* **Work task**: Find every line in the records below that contains "email", and copy it.
Start of Data for this task
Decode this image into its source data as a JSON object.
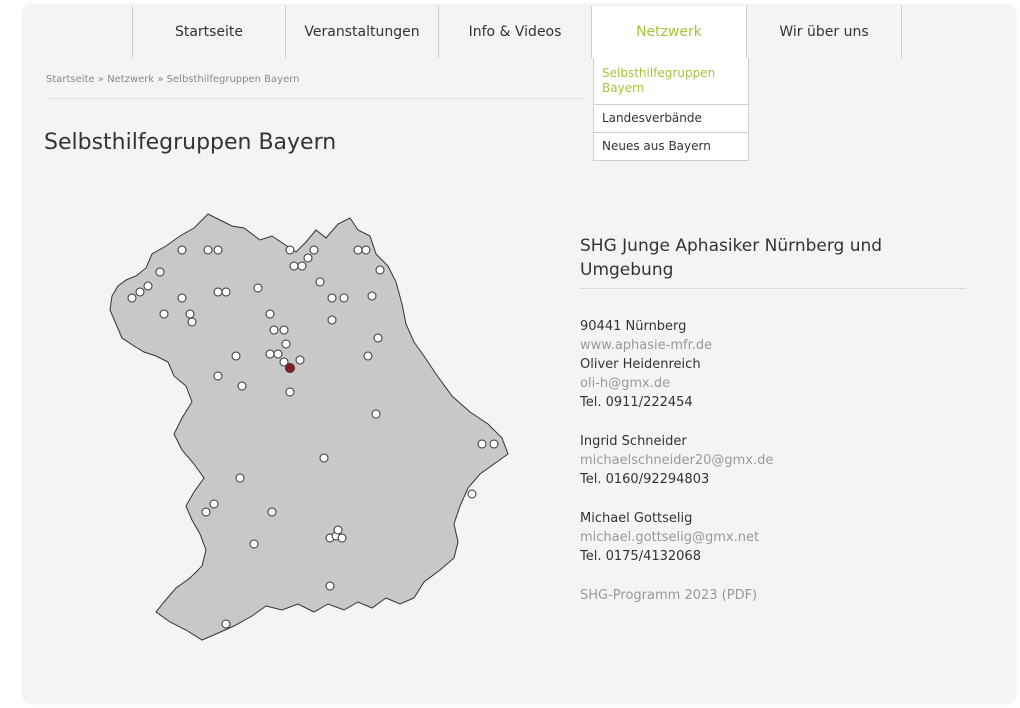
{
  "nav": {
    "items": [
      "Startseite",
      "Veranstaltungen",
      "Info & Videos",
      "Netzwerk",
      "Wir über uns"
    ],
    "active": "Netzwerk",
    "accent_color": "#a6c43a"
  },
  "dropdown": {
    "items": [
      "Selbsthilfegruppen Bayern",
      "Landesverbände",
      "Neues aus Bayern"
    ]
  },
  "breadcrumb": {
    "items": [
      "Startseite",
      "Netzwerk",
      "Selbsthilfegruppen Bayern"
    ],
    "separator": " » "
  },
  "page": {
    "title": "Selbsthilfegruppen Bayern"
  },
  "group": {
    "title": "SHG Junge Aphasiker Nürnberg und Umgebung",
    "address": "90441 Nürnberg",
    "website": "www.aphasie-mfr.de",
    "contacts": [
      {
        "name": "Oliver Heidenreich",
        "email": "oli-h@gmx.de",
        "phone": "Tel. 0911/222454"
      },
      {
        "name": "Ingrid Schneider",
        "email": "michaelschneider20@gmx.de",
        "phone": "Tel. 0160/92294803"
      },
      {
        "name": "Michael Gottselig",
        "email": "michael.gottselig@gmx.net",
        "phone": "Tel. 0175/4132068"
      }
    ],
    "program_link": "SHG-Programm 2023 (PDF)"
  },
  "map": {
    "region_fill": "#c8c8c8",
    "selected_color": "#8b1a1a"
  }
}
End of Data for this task
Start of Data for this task
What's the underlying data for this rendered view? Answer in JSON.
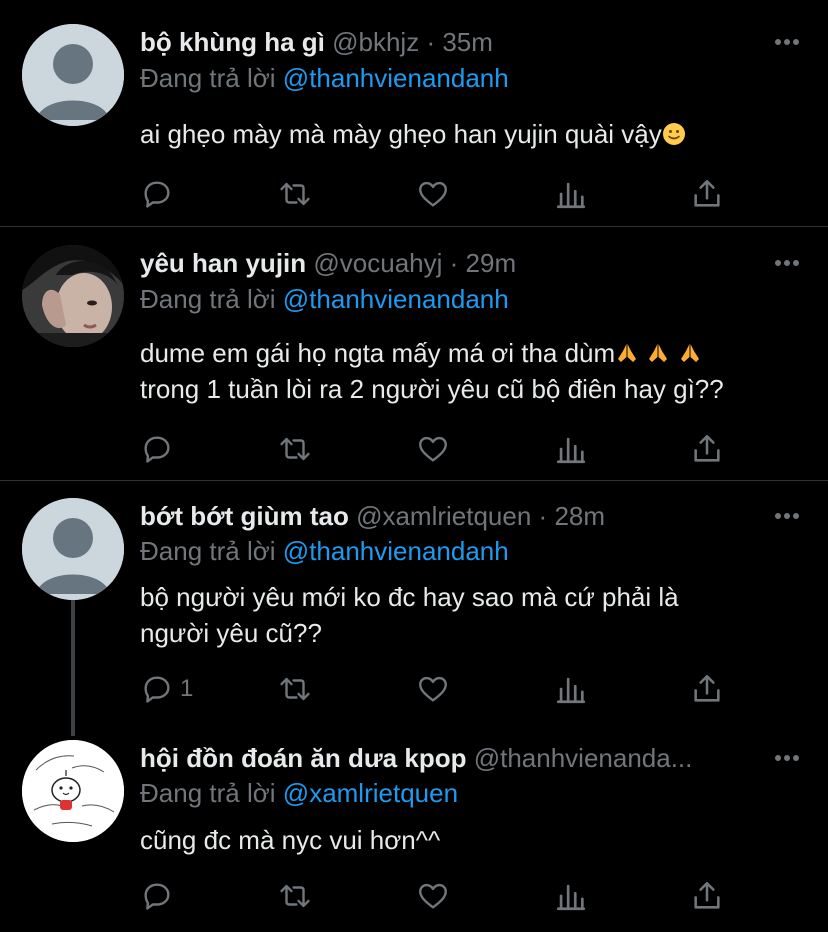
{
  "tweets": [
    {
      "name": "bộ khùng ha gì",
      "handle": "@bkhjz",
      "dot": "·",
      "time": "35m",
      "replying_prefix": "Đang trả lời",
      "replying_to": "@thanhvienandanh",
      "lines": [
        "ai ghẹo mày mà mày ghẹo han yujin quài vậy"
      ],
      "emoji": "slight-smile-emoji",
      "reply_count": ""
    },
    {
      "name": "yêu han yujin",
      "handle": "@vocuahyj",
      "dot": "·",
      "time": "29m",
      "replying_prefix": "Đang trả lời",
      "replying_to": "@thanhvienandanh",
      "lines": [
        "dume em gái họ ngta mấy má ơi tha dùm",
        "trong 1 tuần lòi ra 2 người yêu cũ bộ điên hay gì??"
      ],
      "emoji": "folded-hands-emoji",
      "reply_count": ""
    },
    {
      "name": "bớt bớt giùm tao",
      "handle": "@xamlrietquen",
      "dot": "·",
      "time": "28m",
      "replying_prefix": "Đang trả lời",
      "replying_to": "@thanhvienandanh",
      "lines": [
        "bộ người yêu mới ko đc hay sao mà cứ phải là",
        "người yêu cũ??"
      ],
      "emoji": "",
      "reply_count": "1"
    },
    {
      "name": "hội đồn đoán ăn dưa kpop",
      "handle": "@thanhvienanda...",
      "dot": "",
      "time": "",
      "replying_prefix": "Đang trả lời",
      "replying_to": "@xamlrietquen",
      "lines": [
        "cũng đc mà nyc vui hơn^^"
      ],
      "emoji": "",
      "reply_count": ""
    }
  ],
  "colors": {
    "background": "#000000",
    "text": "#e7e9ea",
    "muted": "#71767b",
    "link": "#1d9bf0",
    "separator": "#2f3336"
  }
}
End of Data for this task
* **Finished exercise**:
        "email": "oli-h@gmx.de",
        "email": "michaelschneider20@gmx.de",
        "email": "michael.gottselig@gmx.net",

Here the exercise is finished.